So I expect this game to be close. But I also expect Brett Favre to throw a costly interception or two. I expect Aaron Rodgers will have plenty of time to throw to Greg Jennings and Donald Driver. I expect the Vikings offence will struggle in the early going and the team will be behind at halftime. And I expect the Vikings to lose.
Packers 31 Vikings 24
Hasn’t enough bad stuff happened to the Vikings this year? And now we’ve got to have Sidney Rice’s future with the team questioned?
I hope Rice can play on Sunday. If nothing else, he can help the Vikings in the red zone where they’ve been generally awful this season.
Long term, I’m not sure what the Vikings have in mind for Rice. I’m not sure what Rice has in mind, either.
I’ve always thought Rice a great talent – he’s big, has got great hands, great body control, runs nice routes and is fast enough to make cornerbacks pay. I think the Vikings should be looking at signing him long-term.
But there are some concerns, namely injury concerns, which make the decision a difficult one for the Vikings.
Look at Rice’s track record and it’s a bit sketchy. He had a relatively promising but modest – statistically speaking – rookie season. During his sophomore season he was largely invisible, perhaps due to a lingering knee injury. In his third year he enjoyed a Pro Bowl year playing with a Hall of Fame quarterback enjoying an improbably good statistical season. This year, he’s been hurt again and hasn’t played a game.
Do you spend big bucks on a player who’s been injured two of his four seasons and produced very little in three of those four? And if you’re Rice, do you sign with a team with a pretty bleak looking quarterback situation heading into 2011?
I don’t want to give Sid any ideas, but New England would look like a nice landing spot I were him. The bad news for Rice is New England probably won’t sign him to a long-term deal or pay him top dollar right away.
The good news for Rice is he would be playing with a future Hall of Fame quarterback, playing for a future Hall of Fame coach, and knowing that those two individuals can bring out the best in a tall receiving threat who can make plays down the field (see Randy Moss circa 2007-2009).
It seems like a pretty good match for both sides, and a situation that must look a lot more attractive to Rice than what's currently going on in Minnesota.

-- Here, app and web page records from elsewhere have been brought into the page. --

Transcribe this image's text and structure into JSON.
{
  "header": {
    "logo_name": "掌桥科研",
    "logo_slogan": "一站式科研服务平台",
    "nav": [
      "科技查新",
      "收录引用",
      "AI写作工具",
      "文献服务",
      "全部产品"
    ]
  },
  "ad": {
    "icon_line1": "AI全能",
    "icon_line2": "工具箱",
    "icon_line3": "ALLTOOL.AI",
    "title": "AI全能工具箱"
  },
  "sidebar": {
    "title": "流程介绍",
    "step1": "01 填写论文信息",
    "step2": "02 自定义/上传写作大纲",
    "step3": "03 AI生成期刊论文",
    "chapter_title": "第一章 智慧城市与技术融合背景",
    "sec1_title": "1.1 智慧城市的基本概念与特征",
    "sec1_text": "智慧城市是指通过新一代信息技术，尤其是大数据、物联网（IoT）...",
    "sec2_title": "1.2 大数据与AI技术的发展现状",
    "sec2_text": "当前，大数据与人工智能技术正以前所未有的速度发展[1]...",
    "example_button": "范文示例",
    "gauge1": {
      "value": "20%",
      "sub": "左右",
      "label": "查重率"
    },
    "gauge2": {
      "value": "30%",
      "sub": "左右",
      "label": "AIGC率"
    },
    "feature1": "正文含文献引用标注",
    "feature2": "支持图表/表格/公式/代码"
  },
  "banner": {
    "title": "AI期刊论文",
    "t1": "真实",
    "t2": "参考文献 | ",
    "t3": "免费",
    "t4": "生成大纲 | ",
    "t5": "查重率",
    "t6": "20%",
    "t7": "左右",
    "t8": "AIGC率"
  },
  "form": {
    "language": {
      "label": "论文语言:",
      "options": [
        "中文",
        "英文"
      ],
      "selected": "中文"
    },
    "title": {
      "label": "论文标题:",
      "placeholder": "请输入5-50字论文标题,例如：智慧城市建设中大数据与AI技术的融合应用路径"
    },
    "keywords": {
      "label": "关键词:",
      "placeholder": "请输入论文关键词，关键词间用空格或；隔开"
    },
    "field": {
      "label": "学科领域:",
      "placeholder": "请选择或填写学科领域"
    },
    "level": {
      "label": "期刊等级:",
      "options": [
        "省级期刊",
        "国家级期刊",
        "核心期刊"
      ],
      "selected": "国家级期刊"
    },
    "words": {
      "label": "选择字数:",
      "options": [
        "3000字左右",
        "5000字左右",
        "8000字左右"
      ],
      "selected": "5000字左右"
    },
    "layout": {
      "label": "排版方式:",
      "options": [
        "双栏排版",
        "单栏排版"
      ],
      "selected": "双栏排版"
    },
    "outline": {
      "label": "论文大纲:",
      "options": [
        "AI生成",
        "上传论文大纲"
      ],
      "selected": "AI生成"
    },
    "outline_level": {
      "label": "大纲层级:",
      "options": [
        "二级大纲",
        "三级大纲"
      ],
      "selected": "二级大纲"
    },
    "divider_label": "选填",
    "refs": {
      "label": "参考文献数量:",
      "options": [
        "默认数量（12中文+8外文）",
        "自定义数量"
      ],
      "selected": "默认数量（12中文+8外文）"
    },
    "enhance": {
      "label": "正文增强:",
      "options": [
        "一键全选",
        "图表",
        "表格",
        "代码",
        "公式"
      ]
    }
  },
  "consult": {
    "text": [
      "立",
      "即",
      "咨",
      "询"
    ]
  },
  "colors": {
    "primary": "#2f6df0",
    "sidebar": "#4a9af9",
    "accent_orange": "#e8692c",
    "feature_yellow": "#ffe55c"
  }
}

When the Vikings signed Pat Williams in 2005, I thought he was exactly what the franchise needed – a space-eating defensive tackle that could occupy blockers and fortify a soft run defence.
The signing has worked out well for both sides. Williams has made a lot of money, is loved by the fan base and enjoys playing for the franchise. For the Vikings, Williams has been a key member of some league-best run stopping units, something that was unheard for the team before he arrived.
Now Big Pat is saying he’d like to play a couple of more seasons – even though he’s 38 and is the oldest defensive player in the NFL.
If that’s the case, I hope it isn’t with the Vikings. I just haven’t seen Williams play at the level I’m used to seeing this year. I’m not seeing him pushing opposing lineman back. I’m not seeing him getting penetration. I’m not seeing him swallowing up running backs at the line of scrimmage or chasing them down from behind.
What I have been seeing is teams like the Saints and Patriots play keep away late in games by running the ball on the Vikings.
Two seasons ago, that never would have happened. But then, two seasons ago, Pat Williams was still Pat Williams. I don’t think he is anymore.